More emphasis needed on recycling and reuse of Li-ion batteries

The discovery of potential environmental and human health effects from disposal of millions of rechargeable lithium-ion batteries each year has led scientists to recommend stronger government policies to encourage recovery, recycling and reuse of lithium-ion (Li-ion) battery materials. That's the conclusion of a new paper in the ACS journal Environmental Science & Technology.
Oladele A. Ogunseitan and colleagues point out that Li-ion batteries have become mainstays for powering everything from smart phones to components in new jetliners, with global sales approaching $8 billion annually. They realized that the short life span (2-4 years) of Li-ion batteries in portable electronic devices would make a huge contribution to the electronic waste problem, which already is the fastest growing form of solid waste. So they decided to see whether potentially toxic materials leach out and become a health and environmental threat after disposal.
Using standardized leaching tests, hazard assessment models and other methods for evaluating hazardous waste, the scientists showed that Li-ion batteries from cell phones would meet federal government definitions of hazardous waste because of lead content. California standards would classify them as hazardous due to cobalt, copper and nickel content. "These findings support the need for stronger government policy at the local, national, and international levels to encourage recovery, recycling, and reuse of lithium battery materials," their report states.

March 25, 2013
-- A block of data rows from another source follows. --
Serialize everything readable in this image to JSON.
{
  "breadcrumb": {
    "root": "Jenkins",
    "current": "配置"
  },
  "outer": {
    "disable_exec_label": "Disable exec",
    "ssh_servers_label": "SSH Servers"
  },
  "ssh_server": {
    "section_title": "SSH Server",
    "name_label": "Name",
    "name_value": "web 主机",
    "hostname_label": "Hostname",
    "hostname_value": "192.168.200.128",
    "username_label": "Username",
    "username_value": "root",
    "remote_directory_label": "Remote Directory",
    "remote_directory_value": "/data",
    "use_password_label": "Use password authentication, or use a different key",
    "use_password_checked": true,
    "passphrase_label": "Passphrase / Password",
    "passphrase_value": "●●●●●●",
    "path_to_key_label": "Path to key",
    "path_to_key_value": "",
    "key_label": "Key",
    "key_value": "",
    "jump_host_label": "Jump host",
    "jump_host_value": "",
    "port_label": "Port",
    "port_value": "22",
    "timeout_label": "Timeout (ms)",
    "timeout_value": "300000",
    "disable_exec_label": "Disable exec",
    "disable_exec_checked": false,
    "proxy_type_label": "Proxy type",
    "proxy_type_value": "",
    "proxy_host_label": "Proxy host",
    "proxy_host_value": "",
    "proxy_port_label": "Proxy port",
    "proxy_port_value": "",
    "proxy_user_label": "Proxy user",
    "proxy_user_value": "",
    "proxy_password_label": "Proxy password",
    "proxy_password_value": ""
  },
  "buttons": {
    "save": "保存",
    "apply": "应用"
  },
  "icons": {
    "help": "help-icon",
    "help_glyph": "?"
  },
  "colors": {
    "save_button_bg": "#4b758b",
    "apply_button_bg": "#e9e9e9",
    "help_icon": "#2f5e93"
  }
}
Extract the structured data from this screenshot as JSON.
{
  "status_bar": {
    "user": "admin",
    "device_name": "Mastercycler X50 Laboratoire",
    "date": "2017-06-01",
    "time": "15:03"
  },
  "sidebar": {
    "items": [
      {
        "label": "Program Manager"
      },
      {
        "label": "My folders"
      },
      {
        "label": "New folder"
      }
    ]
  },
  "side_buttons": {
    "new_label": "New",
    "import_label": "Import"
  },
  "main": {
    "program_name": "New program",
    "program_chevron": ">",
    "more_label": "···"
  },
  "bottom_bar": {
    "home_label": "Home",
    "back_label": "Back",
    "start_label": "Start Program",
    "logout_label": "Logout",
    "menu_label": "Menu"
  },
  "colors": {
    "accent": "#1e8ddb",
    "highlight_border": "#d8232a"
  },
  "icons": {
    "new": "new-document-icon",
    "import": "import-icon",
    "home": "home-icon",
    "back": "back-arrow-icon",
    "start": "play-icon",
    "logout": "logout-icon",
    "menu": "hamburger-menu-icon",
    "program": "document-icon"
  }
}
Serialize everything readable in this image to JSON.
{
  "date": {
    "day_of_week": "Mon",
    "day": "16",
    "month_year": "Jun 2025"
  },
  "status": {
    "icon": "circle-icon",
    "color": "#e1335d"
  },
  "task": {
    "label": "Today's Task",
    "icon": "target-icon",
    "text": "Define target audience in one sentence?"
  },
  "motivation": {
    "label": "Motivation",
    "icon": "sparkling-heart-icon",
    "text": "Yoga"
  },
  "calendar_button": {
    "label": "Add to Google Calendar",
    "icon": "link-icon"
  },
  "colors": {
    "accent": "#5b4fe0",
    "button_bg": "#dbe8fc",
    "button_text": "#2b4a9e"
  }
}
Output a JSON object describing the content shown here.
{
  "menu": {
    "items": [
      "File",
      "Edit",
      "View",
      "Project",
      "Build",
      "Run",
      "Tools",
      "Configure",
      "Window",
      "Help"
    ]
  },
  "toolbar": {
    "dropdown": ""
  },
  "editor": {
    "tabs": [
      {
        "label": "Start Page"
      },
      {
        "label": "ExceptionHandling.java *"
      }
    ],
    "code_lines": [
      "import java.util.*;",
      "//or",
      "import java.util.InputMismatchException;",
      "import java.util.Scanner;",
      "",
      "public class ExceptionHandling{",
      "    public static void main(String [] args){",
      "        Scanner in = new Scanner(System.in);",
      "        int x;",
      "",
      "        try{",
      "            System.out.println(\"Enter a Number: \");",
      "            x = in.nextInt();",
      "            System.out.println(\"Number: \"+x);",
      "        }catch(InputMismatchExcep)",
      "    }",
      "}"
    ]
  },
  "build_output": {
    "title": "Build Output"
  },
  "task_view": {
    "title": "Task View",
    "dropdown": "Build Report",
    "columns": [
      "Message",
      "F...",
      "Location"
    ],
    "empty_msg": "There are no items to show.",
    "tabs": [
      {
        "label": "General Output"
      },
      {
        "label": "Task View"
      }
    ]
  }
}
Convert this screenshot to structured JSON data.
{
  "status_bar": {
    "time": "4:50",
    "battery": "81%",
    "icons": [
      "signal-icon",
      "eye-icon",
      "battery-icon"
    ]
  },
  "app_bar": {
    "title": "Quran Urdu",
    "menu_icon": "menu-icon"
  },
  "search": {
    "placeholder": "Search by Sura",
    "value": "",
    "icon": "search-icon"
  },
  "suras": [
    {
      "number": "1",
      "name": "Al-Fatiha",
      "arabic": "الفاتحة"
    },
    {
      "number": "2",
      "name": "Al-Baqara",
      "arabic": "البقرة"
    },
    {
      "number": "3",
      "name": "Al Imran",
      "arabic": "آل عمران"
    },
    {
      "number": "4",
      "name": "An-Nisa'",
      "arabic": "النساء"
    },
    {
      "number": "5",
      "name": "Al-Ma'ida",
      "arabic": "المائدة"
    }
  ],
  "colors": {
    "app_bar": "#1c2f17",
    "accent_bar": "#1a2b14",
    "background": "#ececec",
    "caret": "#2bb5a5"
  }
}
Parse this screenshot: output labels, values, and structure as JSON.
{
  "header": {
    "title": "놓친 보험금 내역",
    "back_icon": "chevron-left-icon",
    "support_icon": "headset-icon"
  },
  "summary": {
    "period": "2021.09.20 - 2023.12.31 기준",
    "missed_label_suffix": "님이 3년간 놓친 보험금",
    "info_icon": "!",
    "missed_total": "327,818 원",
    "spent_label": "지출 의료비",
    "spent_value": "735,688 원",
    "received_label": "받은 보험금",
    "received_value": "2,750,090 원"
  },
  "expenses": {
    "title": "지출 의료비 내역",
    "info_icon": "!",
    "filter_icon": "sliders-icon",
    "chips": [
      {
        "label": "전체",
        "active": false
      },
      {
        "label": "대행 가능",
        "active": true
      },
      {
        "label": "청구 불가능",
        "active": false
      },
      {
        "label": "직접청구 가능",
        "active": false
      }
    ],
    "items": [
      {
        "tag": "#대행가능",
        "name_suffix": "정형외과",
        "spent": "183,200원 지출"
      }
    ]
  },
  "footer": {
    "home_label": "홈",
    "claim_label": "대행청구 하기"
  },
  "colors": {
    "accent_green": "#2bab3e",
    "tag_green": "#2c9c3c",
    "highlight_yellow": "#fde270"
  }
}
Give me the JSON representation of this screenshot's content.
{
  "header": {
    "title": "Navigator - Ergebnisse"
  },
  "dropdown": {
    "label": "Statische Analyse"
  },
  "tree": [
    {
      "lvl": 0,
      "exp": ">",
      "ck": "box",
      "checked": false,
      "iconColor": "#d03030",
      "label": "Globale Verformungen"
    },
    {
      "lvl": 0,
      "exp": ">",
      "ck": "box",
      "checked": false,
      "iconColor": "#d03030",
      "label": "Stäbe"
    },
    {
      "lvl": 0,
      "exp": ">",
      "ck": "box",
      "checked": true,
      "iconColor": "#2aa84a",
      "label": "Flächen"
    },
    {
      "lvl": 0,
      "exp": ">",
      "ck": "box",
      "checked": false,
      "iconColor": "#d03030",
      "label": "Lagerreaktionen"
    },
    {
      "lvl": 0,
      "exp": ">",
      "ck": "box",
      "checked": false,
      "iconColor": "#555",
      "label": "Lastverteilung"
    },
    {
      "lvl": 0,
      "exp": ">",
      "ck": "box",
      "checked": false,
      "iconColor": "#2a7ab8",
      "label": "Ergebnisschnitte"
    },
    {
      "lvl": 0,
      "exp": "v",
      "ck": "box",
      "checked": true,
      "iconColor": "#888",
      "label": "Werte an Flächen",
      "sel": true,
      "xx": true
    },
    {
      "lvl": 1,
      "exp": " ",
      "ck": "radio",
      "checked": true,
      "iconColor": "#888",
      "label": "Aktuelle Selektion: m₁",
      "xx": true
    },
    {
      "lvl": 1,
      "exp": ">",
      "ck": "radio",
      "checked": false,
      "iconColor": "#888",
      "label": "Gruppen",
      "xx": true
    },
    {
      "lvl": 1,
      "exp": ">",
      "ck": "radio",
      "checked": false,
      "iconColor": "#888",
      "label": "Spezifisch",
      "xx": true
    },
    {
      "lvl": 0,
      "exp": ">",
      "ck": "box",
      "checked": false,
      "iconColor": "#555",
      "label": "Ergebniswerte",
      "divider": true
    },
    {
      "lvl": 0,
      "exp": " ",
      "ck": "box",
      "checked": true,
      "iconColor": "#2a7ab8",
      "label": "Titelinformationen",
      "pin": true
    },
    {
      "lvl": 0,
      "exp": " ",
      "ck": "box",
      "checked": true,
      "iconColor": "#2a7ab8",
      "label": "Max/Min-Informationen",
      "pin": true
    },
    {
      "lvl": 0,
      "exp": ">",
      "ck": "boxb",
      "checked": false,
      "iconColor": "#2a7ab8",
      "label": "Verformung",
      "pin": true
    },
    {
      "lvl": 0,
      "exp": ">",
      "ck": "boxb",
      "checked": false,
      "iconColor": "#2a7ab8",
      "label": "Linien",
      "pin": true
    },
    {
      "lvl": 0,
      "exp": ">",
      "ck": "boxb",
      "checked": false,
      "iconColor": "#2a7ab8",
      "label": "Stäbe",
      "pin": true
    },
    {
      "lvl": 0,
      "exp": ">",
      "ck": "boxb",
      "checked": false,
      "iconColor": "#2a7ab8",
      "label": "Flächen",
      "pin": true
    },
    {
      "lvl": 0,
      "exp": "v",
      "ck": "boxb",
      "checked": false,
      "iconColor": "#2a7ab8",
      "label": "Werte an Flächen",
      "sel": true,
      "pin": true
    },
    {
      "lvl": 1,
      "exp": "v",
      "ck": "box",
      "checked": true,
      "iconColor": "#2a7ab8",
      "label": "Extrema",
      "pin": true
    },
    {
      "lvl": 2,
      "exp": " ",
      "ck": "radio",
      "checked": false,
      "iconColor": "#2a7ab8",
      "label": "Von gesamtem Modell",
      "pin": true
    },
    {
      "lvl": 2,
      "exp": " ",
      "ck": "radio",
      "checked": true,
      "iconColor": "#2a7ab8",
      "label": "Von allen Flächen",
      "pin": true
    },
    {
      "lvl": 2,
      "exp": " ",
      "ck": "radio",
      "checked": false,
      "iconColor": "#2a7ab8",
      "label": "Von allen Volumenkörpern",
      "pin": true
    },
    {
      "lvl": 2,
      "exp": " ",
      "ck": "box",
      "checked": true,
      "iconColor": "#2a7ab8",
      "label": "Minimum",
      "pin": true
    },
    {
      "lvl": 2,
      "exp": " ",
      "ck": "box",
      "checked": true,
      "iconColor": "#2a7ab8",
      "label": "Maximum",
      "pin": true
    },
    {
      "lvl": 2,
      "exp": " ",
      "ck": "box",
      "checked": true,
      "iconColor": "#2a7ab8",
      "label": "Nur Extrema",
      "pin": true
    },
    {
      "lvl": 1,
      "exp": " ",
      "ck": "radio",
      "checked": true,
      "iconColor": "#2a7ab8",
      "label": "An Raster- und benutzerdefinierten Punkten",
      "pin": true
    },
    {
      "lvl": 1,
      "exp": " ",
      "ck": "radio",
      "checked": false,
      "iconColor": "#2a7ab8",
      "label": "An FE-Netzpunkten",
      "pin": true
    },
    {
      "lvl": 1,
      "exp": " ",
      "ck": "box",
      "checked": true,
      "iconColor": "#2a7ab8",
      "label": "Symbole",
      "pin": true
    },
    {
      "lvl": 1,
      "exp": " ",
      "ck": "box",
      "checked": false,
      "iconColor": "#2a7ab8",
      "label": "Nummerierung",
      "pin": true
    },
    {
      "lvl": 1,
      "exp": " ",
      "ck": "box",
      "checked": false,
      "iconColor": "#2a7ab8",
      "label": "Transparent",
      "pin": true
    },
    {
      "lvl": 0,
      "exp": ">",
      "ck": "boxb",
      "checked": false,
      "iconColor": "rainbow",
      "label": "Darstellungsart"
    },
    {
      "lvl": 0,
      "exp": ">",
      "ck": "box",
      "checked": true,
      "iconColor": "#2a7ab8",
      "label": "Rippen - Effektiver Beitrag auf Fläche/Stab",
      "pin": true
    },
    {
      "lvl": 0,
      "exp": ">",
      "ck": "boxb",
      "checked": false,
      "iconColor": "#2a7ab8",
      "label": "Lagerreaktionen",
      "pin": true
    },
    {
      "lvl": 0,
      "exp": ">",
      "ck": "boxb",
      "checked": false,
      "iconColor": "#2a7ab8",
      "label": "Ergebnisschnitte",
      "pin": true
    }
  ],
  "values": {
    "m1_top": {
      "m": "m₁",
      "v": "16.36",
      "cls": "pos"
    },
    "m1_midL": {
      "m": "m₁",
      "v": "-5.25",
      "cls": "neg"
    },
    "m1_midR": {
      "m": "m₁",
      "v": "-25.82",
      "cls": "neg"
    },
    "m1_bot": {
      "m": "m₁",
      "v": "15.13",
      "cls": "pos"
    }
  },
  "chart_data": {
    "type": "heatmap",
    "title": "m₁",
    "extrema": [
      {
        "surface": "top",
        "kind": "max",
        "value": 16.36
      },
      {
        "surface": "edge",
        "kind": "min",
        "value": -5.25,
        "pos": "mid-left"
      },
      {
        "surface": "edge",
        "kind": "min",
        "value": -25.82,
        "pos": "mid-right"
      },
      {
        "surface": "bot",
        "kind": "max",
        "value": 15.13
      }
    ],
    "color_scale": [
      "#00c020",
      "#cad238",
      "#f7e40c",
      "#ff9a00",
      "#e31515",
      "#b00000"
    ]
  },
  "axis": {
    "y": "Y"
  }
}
Global nitrogen availability consistent for past 500 years, linked to carbon levels

A Kansas State University research team has found that despite humans increasing nitrogen production through industrialization, nitrogen availability in many ecosystems has remained steady for the past 500 years. Their work appears in the journal Nature.
"People have been really interested in nitrogen in current times because it's a major pollutant," said Kendra McLauchlan, assistant professor of geography and director of the university's Paleoenvironmental Laboratory. "Humans are producing a lot more nitrogen than in the past for use as crop fertilizer, and there is concern because excess levels can cause damage. The mystery, though, is whether the biosphere is able to soak up this extra nitrogen and what that means for the future."
Nitrogen is a key component of the ecosystem and the largest regulator of plant growth. It determines how much food, fuel and fiber the land can produce. It also determines how much carbon dioxide plants remove from the atmosphere, and it interacts with several components of the climate system. Excessive amounts of nitrogen in ecosystems contribute to global warming and impairment of downstream ecosystems.

March 24, 2013

Before Dinosaurs' Era, Volcanic Eruptions Triggered Mass Extinction

More than 200 million years ago, a massive extinction decimated 76 percent of marine and terrestrial species, marking the end of the Triassic period and the onset of the Jurassic.
The event cleared the way for dinosaurs to dominate Earth for the next 135 million years, taking over ecological niches formerly occupied by other marine and terrestrial species.
It's not clear what caused the end-Triassic extinction, although most scientists agree on a likely scenario.
Over a relatively short time period, massive volcanic eruptions from a large region known as the Central Atlantic Magmatic Province (CAMP) spewed forth huge amounts of lava and gas, including carbon dioxide, sulfur and methane.This sudden release of gases into the atmosphere may have created intense global warming, and acidification of the oceans, which ultimately killed off thousands of plant and animal species.
Now, researchers at MIT, Columbia University and other institutions have determined that these eruptions occurred precisely when the extinction began, providing strong evidence that volcanic activity did indeed trigger the end-Triassic extinction.
Results of the research, funded by the National Science Foundation (NSF), are published this week in the journal Science.

Study shows resources giveaway in Latin America; Outdated model tramples human rights, environment

A new study reveals that governments in Latin America have returned to natural resources extraction to fuel development—while paying scant attention to the impact mining, oil exploration and other activities have on the environment or on the people who own the land. The study, which reported on both domestic and international investments, was released at the 14th Rights and Resources Initiative Dialogue on Forests, Governance, and Climate Change bringing stakeholders and indigenous, Afro-descendant and rural community leaders from 13 nations to Bogotá this week.
"We seem to have returned to an almost colonial mentality," said Margarita Florez, Executive Director, Asociación Ambiente y Sociedad, whose study reviewed the recent activities impacts of extractive activities on lands owned by Indigenous Peoples, Afro-descendants and other forest communities in Colombia, Panama and Guatemala. "Our governments are being shortsighted. They are undervaluing renewable resources such as forests and water, and are putting the rights of foreign investors before those who have lived and worked the land for generations."